This time around I have a lot more experience, talent and connections. The whole world and market is a lot different, as well.
When was Mammal first launched? Tell me a little about why you launched it?
I’ve always wanted to start my own brand ever since I can remember, saving clothes I really liked in hopes of reproducing them someday under my own label, always paying close attention to what was going on with pop culture and trends in and out of the industry.
The idea for the Mammal logo came about while working on an editorial illustration for the first issue of a San Diego based arts and culture magazine RE:UP, with a reference from Gary Benzel (Green Lady, HunterGatherer, and Igloo Shop) in the summer of 2003. At the same time I already had a line I was working on called Eugene; the logo was a 3 dimensional box man.
While it seemed that friends and other people really liked the Eugene line, it wasn’t selling very well. So after creating the man and bear illustration—which didn’t end up getting picked for the editorial after all— I realized I needed to create a new name, logo, and more attention grabbing graphics. Mammal was then born. Partly as a joke and experiment, the name was inspired by the idea of people wearing shirts that called them exactly what they are: mammals. With the implication that while humans are more evolved and civilized than animals we tend to be worse in many ways and do more damage to other humans, creatures, and the earth.
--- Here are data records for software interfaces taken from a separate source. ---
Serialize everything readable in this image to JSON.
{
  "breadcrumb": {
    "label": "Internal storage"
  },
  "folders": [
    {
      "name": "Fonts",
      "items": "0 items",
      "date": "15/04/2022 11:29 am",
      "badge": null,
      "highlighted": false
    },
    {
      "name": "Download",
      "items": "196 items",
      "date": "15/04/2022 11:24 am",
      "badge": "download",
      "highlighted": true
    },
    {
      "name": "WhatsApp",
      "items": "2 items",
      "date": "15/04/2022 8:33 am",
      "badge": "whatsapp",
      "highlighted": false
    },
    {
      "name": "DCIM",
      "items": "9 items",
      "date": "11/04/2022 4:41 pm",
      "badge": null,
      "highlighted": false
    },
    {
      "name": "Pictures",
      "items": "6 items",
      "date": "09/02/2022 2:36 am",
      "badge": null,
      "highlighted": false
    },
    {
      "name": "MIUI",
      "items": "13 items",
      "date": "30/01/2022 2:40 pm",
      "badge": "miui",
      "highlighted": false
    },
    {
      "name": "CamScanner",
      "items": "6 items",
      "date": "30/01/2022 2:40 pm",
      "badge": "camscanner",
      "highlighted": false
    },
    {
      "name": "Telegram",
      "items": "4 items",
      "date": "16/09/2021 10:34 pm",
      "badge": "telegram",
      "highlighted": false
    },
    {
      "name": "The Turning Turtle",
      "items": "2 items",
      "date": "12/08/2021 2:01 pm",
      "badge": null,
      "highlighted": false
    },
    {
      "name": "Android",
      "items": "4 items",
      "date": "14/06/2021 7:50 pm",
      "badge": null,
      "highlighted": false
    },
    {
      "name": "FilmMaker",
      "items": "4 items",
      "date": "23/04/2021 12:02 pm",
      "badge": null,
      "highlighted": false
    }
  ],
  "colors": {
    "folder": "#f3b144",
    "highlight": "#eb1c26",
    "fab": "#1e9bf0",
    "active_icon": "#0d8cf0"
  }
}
The idea behind the logo of the bear and man boxing supports the idea behind the name, emphasizing the uphill battle man has by fighting nature, by again thinking he is somehow more powerful or smarter than he actually is.
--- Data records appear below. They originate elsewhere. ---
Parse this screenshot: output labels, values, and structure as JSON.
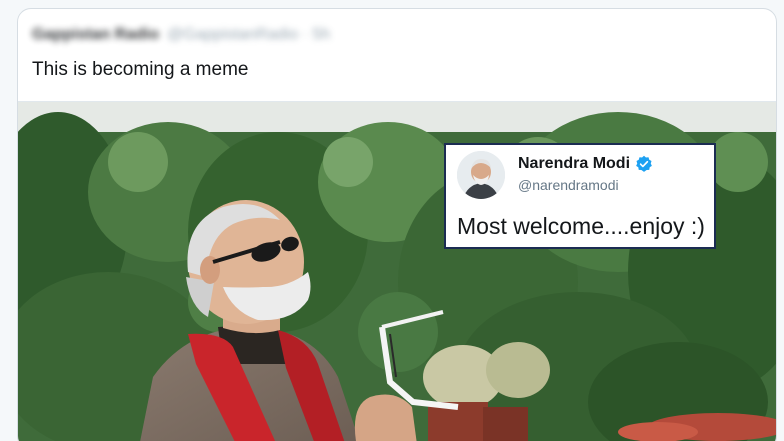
{
  "tweet": {
    "author_name": "Gappistan Radio",
    "author_handle": "@GappistanRadio · 5h",
    "text": "This is becoming a meme"
  },
  "quoted_tweet": {
    "name": "Narendra Modi",
    "handle": "@narendramodi",
    "text": "Most welcome....enjoy :)",
    "verified_icon": "verified-badge-icon"
  },
  "colors": {
    "verified_blue": "#1da1f2",
    "quote_border": "#1b2c52",
    "scarf_red": "#c9252b"
  }
}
What do you see as the biggest challenges within the space at the moment with launching your own brand?
I think the biggest challenge is competition and for me, limited resources. Everyone and their mom want to start a clothing line. The difference is going into it with experience, a story, a clear vision of what it is and where you want it to go and being realistic about what you’re trying to do.
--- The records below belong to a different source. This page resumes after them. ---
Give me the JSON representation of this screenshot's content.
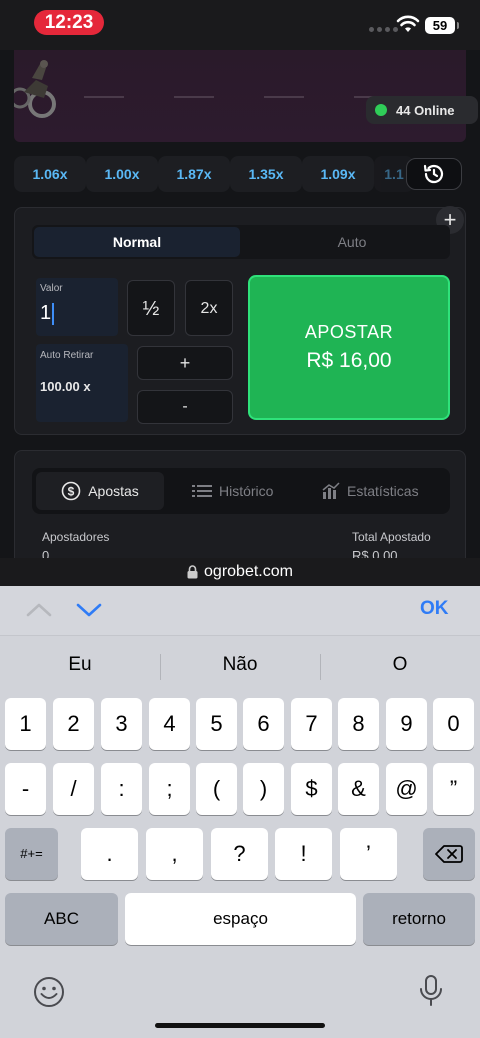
{
  "status": {
    "time": "12:23",
    "battery": "59"
  },
  "game": {
    "online_text": "44 Online"
  },
  "multipliers": [
    "1.06x",
    "1.00x",
    "1.87x",
    "1.35x",
    "1.09x",
    "1.1"
  ],
  "bet": {
    "tab_normal": "Normal",
    "tab_auto": "Auto",
    "value_label": "Valor",
    "value": "1",
    "half_label": "½",
    "double_label": "2x",
    "autowithdraw_label": "Auto Retirar",
    "autowithdraw_value": "100.00 x",
    "plus_label": "+",
    "minus_label": "-",
    "apostar_label": "APOSTAR",
    "apostar_amount": "R$ 16,00",
    "add_label": "+"
  },
  "bets": {
    "tab_bets": "Apostas",
    "tab_history": "Histórico",
    "tab_stats": "Estatísticas",
    "players_label": "Apostadores",
    "players_value": "0",
    "total_label": "Total Apostado",
    "total_value": "R$ 0,00"
  },
  "browser": {
    "url": "ogrobet.com"
  },
  "keyboard": {
    "ok_label": "OK",
    "suggestions": [
      "Eu",
      "Não",
      "O"
    ],
    "row1": [
      "1",
      "2",
      "3",
      "4",
      "5",
      "6",
      "7",
      "8",
      "9",
      "0"
    ],
    "row2": [
      "-",
      "/",
      ":",
      ";",
      "(",
      ")",
      "$",
      "&",
      "@",
      "”"
    ],
    "row3": [
      ".",
      ",",
      "?",
      "!",
      "’"
    ],
    "symbols_label": "#+=",
    "abc_label": "ABC",
    "space_label": "espaço",
    "return_label": "retorno"
  },
  "colors": {
    "accent_green": "#1fb454",
    "multiplier_blue": "#5ab8f5",
    "ios_blue": "#2f7cf6",
    "online_green": "#2fcd58"
  }
}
There are also a lot of things that make it easier to do than 10 years ago with the internet, local manufacturers and manufacturers willing to produce lower minimums.
Take a spin through Mammal’s latest collection:
What retailers are on board with the brand so far and what has the process been like in re-introducing Mammal to the masses?
There has been a really good reception so far with re-introducing Mammal. It is still very early on for the brand and no retailers are carrying it yet. I am being very careful about how the product is released and to whom, with a slow growth plan. I do have pop-up stores planned at Blends SD and Sole Lab in Oceanside.
What are some of the opportunities that you see within the market? What void does Mammal fill that is lacking in the market place today?
Everyone I have talked to is saying that retailers are looking for new smaller brands are tired of the big guys. There is also a lot of opportunity with focusing on direct sales and a vertical business plan.
Our industry and market has changed so much. I see people creating brands that they want and would wear, not letting the market dictate what they should do or cater to a youth market, making products for a wider age range. So while kids are stoked on stuff, guys in the 25-45 range can wear stuff too and not feel like a teenager. That’s were I see Mammal. A clean, timeless, lifestyle brand with roots in action sports culture.
What has gone into this process as far as funding, design, and production?
Ha, oh man… It has been a long, difficult process with a lot of ups and downs. A long time developing the branding and concept line as well as designing all printable graphics for the next year or more. Potential partners coming in, then dropping out, and now I have partnered with my longtime friend Berkley Hardison who runs Prographics Screen Printing in San Marcos. He has been funding all printables and some misc goods as of late. Production is interesting, too. Finding the right people to work with, quality, pricing, turnaround times. It’s a learning process. It can be torturous and very rewarding at the same time.